◆ EXERCISE DESCRIPTION
Show all lines of the entries in which the word "JSON" is found.

◆ MATERIAL FOR THIS EXERCISE
- Opening Delimiter -

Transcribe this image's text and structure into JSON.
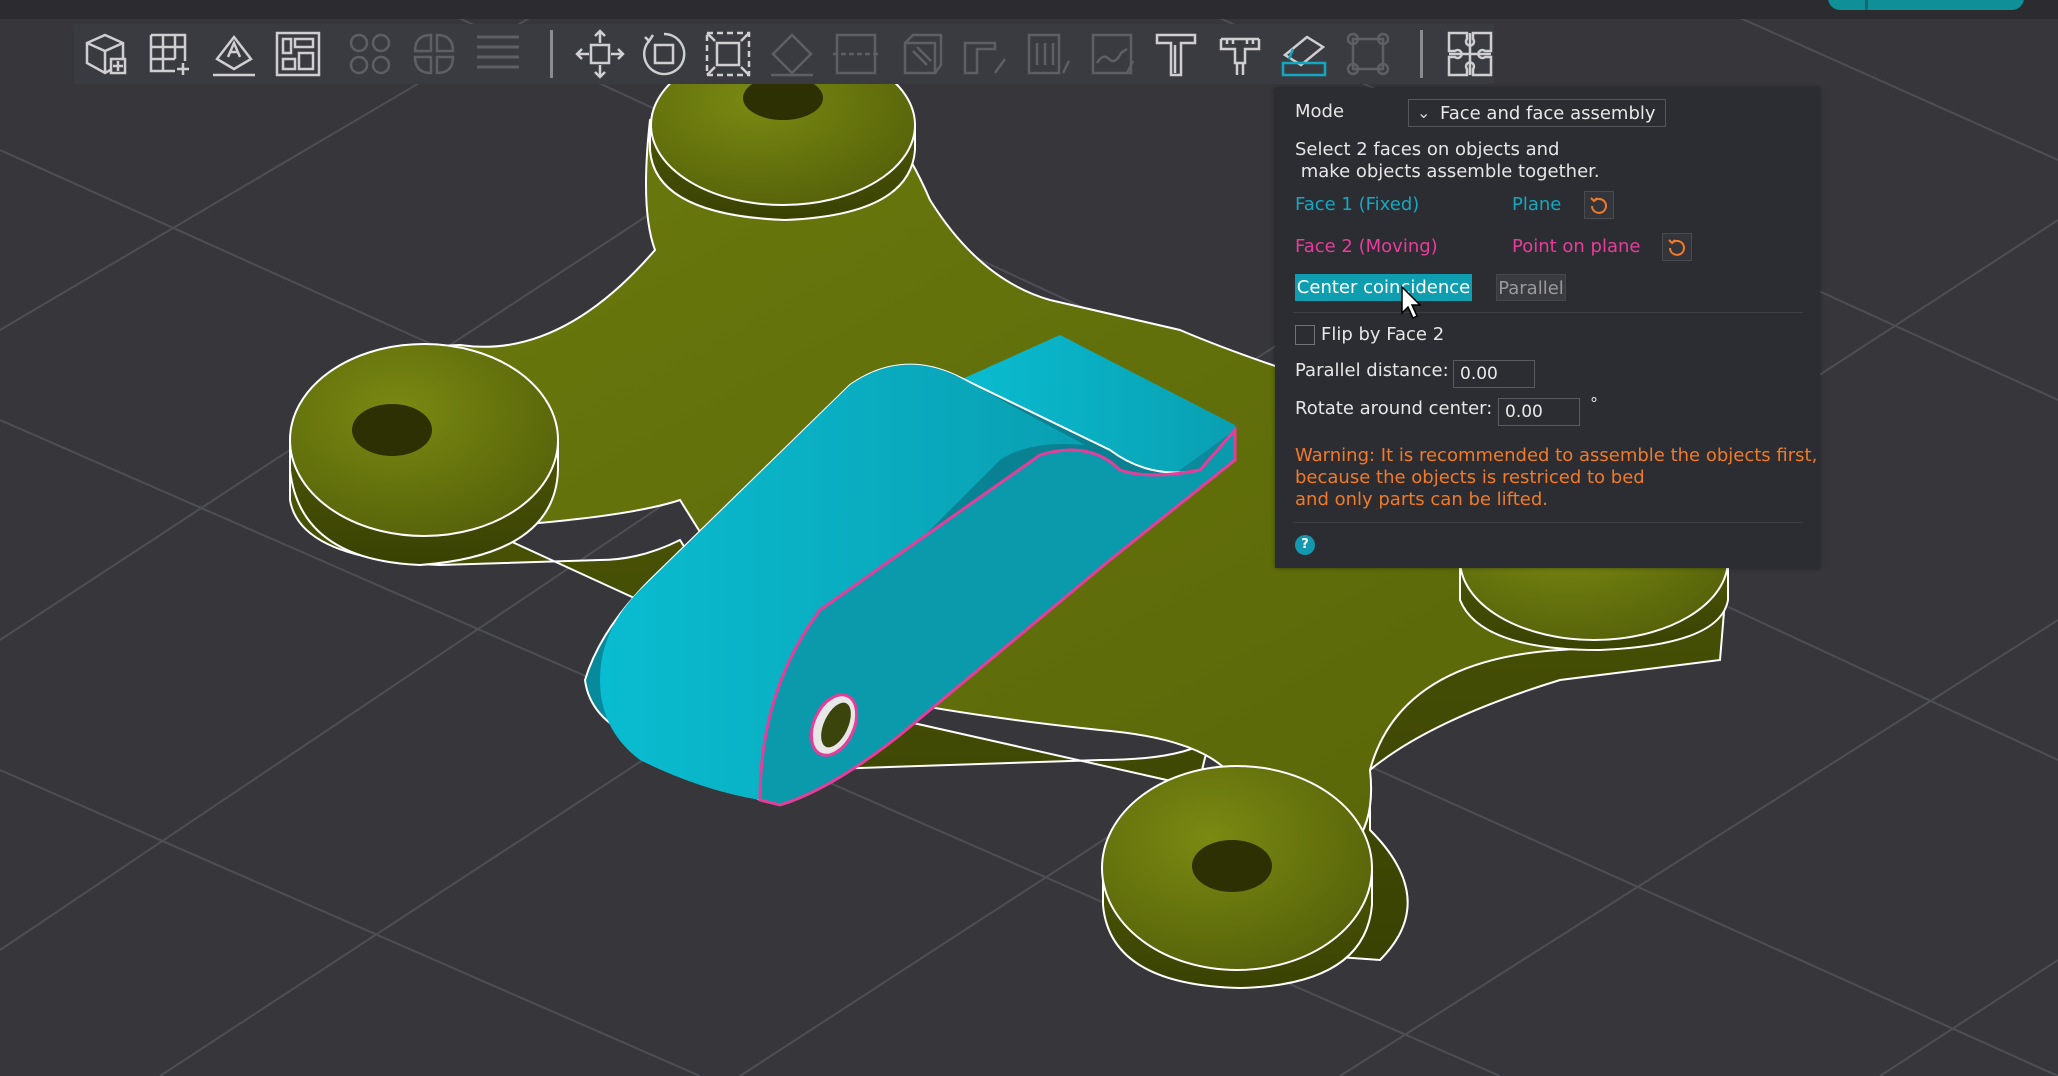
{
  "toolbar": {
    "icons": [
      "add-object-icon",
      "grid-add-icon",
      "text-emboss-icon",
      "arrange-icon",
      "split-objects-icon",
      "split-parts-icon",
      "layers-icon",
      "move-icon",
      "rotate-icon",
      "scale-icon",
      "lay-on-face-icon",
      "cut-icon",
      "paint-icon",
      "seam-icon",
      "supports-icon",
      "fuzzy-skin-icon",
      "text-icon",
      "measure-icon",
      "assembly-icon",
      "brim-ears-icon",
      "puzzle-icon"
    ]
  },
  "panel": {
    "mode_label": "Mode",
    "mode_value": "Face and face assembly",
    "instruction_line1": "Select 2 faces on objects and",
    "instruction_line2": " make objects assemble together.",
    "face1_label": "Face 1 (Fixed)",
    "face1_type": "Plane",
    "face2_label": "Face 2 (Moving)",
    "face2_type": "Point on plane",
    "center_coincidence": "Center coincidence",
    "parallel": "Parallel",
    "flip_label": "Flip by Face 2",
    "parallel_distance_label": "Parallel distance:",
    "parallel_distance_value": "0.00",
    "rotate_label": "Rotate around center:",
    "rotate_value": "0.00",
    "rotate_unit": "°",
    "warning_line1": "Warning: It is recommended to assemble the objects first,",
    "warning_line2": "because the objects is restriced to bed",
    "warning_line3": "and only parts can be lifted.",
    "help": "?"
  },
  "colors": {
    "background": "#36363b",
    "grid_line": "#4e4f55",
    "part_fixed": "#5e6a0a",
    "part_moving": "#0aa4b8",
    "face1_highlight": "#14a8c0",
    "face2_highlight": "#e73d9a",
    "warning": "#f07a28",
    "accent": "#0f9db0"
  }
}
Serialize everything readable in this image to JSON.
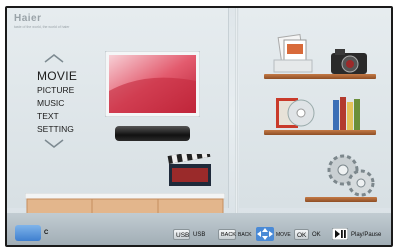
{
  "brand": {
    "logo_text": "Haier",
    "tagline": "taste of the world, the world of haier"
  },
  "menu": {
    "items": [
      {
        "label": "MOVIE",
        "active": true
      },
      {
        "label": "PICTURE",
        "active": false
      },
      {
        "label": "MUSIC",
        "active": false
      },
      {
        "label": "TEXT",
        "active": false
      },
      {
        "label": "SETTING",
        "active": false
      }
    ]
  },
  "footer": {
    "input_label": "C",
    "hints": [
      {
        "key": "USB",
        "text": "USB"
      },
      {
        "key": "BACK",
        "text": "BACK"
      },
      {
        "key": "move-arrows-icon",
        "text": "MOVE"
      },
      {
        "key": "OK",
        "text": "OK"
      },
      {
        "key": "play-pause-icon",
        "text": "Play/Pause"
      }
    ]
  },
  "icons": [
    "tv-icon",
    "soundbar-icon",
    "clapperboard-icon",
    "document-stack-icon",
    "camera-icon",
    "disc-icon",
    "books-icon",
    "gears-icon",
    "input-source-icon"
  ],
  "colors": {
    "shelf": "#a7602f",
    "accent_blue": "#4a8ad6",
    "background": "#e3e9ec"
  }
}
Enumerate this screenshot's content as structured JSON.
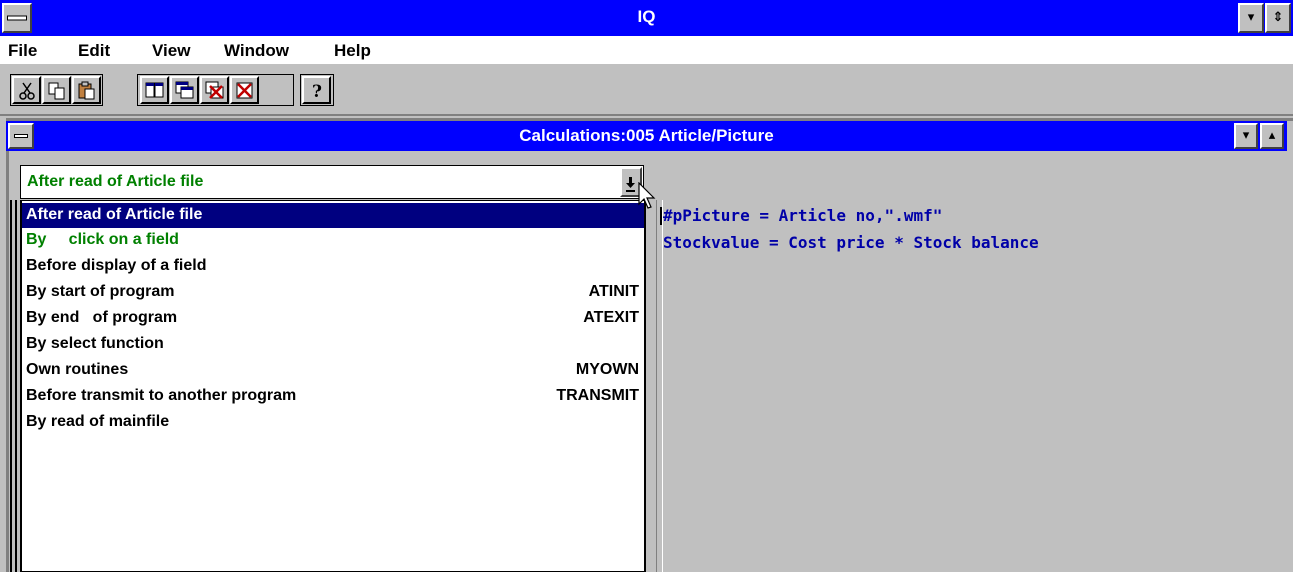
{
  "app": {
    "title": "IQ"
  },
  "menu": {
    "items": [
      "File",
      "Edit",
      "View",
      "Window",
      "Help"
    ]
  },
  "toolbar": {
    "buttons": [
      "cut-icon",
      "copy-icon",
      "paste-icon",
      "tile-icon",
      "cascade-icon",
      "close-all-icon",
      "close-window-icon",
      "help-icon"
    ]
  },
  "window": {
    "title": "Calculations:005  Article/Picture"
  },
  "event_selector": {
    "value": "After read of Article file",
    "options": [
      {
        "label": "After read of Article file",
        "code": ""
      },
      {
        "label": "By     click on a field",
        "code": ""
      },
      {
        "label": "Before display of a field",
        "code": ""
      },
      {
        "label": "By start of program",
        "code": "ATINIT"
      },
      {
        "label": "By end   of program",
        "code": "ATEXIT"
      },
      {
        "label": "By select function",
        "code": ""
      },
      {
        "label": "Own routines",
        "code": "MYOWN"
      },
      {
        "label": "Before transmit to another program",
        "code": "TRANSMIT"
      },
      {
        "label": "By read of mainfile",
        "code": ""
      }
    ]
  },
  "code": {
    "lines": [
      "#pPicture = Article no,\".wmf\"",
      "Stockvalue = Cost price * Stock balance"
    ]
  },
  "colors": {
    "titlebar": "#0000ff",
    "selection": "#000080",
    "code_text": "#0000a8",
    "green_text": "#008000"
  }
}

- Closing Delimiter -

◆ EXERCISE SOLUTION
Transcribe this image's text and structure into JSON.
Serialize everything readable in this image to JSON.
Enumerate this screenshot's content as structured JSON.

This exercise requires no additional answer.